Were there women in the program?
At graduation, although my class was small, women were in the majority. At that time, men who liked mathematics went into engineering, which gave them a profession with more status than teaching. A degree in mathematics was more sought after by women. Engineering was not considered a profession for women. However, when I went to IMPA only 30% of the institution’s master’s students were women. That situation has changed. Over the intervening years, women are no longer only housewives, and have been fighting to make their dreams come true. However, a woman isn’t required to go any further than taking a higher education course and attaining a doctorate. This feat alone is celebrated by the family. If she ventures into research, she’s not usually encouraged, nor is it demanded that she be successful at it. Much is still demanded of her in her domestic life, and when her spouse’s profession is outside academia, professional interests can conflict. Perhaps this explains the underrepresentation of women in scientific and research awards. The TWAS [Third World Academy of Sciences] award, considered the Nobel Prize for developing countries, which I received in 2016, is an example. Among the winners in all nine categories, I was the only woman. In Brazil, we’ve made large strides in the participation of women in universities, but in some more economically developed countries, such as Japan, being a higher education teacher is still a male profession.

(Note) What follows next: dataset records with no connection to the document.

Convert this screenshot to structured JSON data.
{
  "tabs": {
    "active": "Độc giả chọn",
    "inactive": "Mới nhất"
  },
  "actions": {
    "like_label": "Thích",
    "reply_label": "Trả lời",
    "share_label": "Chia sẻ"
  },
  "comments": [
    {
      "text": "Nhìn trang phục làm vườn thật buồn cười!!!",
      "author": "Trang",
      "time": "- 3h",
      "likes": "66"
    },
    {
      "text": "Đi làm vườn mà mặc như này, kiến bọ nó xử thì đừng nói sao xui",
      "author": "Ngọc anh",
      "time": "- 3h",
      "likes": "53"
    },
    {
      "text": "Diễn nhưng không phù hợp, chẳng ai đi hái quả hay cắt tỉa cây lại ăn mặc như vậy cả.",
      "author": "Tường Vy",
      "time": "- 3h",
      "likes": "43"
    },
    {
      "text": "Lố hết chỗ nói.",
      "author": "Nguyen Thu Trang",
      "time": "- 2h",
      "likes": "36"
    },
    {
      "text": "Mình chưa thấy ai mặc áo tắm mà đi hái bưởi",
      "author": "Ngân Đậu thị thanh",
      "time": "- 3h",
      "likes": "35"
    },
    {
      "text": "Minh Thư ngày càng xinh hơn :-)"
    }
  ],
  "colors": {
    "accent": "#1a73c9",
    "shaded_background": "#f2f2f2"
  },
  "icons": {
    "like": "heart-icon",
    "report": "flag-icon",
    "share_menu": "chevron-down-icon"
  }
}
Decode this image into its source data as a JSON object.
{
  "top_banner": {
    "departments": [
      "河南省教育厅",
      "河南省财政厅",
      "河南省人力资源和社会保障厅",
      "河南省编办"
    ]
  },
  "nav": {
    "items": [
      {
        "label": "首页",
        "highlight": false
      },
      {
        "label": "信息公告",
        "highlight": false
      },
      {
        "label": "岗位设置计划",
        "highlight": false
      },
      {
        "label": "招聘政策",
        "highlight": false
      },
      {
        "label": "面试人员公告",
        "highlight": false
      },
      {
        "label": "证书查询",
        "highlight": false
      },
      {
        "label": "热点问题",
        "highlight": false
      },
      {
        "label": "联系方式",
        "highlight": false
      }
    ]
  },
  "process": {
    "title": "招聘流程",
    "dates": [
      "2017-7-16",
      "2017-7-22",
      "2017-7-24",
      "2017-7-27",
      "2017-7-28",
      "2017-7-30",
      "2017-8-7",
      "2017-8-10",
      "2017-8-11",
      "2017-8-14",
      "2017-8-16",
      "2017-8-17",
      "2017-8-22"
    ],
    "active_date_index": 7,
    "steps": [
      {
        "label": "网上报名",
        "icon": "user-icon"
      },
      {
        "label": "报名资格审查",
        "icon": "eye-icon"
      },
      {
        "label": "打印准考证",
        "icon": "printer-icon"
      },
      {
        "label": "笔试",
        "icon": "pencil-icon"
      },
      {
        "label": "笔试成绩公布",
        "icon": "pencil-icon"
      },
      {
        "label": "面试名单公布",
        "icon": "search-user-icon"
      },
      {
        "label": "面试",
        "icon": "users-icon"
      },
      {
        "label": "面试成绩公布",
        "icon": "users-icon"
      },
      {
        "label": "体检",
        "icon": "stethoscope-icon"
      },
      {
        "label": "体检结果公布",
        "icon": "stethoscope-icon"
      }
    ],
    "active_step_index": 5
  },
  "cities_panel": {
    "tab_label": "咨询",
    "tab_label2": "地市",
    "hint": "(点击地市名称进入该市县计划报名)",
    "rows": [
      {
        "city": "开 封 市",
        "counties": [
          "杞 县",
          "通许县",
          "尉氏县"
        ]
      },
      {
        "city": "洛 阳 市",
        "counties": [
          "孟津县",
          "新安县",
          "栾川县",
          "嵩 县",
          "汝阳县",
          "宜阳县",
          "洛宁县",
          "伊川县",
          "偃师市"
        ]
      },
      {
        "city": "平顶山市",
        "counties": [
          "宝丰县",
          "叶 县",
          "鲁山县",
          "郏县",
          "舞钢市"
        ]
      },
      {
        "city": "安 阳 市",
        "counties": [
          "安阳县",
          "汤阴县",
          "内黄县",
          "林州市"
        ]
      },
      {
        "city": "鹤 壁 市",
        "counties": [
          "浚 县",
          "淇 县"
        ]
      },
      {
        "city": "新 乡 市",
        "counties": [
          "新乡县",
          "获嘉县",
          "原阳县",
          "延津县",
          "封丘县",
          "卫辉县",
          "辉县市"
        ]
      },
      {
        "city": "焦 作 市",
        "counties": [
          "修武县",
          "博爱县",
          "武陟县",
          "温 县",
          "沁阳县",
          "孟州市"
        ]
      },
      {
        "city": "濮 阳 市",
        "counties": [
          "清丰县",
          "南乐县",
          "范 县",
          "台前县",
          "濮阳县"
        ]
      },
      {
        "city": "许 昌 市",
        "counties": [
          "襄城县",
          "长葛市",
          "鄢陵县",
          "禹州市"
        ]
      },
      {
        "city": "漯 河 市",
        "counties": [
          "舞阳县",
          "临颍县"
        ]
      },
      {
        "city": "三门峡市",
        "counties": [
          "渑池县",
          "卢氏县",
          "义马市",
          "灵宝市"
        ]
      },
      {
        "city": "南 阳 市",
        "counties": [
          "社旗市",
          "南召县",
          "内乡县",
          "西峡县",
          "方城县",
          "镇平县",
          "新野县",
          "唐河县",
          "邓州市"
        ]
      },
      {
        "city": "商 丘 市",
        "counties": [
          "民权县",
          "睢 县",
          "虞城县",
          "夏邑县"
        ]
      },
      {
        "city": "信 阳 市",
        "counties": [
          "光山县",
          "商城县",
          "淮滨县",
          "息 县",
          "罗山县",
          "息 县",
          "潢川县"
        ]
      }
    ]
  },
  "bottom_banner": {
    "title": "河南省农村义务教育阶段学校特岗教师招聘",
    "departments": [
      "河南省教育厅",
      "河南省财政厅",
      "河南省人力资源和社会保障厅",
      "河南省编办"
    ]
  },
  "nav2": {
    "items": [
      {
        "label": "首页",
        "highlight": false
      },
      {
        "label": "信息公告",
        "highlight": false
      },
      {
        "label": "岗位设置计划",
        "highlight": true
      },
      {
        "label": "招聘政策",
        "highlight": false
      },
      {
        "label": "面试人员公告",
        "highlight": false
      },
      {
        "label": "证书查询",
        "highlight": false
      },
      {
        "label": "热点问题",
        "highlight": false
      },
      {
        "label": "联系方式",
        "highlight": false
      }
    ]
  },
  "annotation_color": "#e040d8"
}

How has your life been in the midst of the coronavirus pandemic?
My husband and I have been in confinement since the beginning of the pandemic. But after 20 years living in São Paulo, I became a real homebody. On the other hand, we’re lucky to live in a large, comfortable house here in Rio de Janeiro, where we can walk around the backyard and get some sun. We have a heated indoor pool, which allows us to exercise any time of year. It’s the house where I grew up. In January of last year, I started a renovation project. I’m the architect and the administrator at the same time, and these activities, along with those of being a homemaker—although both are very pleasurable—have consumed a lot of my time. I’ve discovered that I enjoy cooking and I’m collecting little scorch marks… So, I haven’t had much free time for my research, which has been very distressing. But what bothers me most about the pandemic is the fact that we can’t receive anyone here at the house who arrives by bus and can’t go to an in-person medical appointment.
What’s changed for you professionally with the pandemic?
Almost nothing. I’ve been retired since 2014 from USP, where I obtained my full professorship in economics [at the School of Economics, Administration, and Accounting, FEA]. Today I have a position at FGV-RJ [Fundação Getulio Vargas, Rio de Janeiro], where I offer an annual, one-and-a-half-month short course. As a researcher, I like working from home because I’m more productive. Last year I managed to finish three articles, which are currently being submitted for publication. I also participated in an online congress in Providence, USA, as a guest. It was a very rewarding year. In May of 2020, I was elected a member of the American Association for the Advancement of Science [AAAS], but due to the pandemic my inauguration was postponed to 2022. Anyway, being elected to the AAAS was like a good dream in the middle of a big nightmare. Still to come in 2021, I have two articles to finish and participation in two international congresses as a guest speaker. I consider myself an accomplished researcher, whose scientific work has been recognized in Brazil and abroad.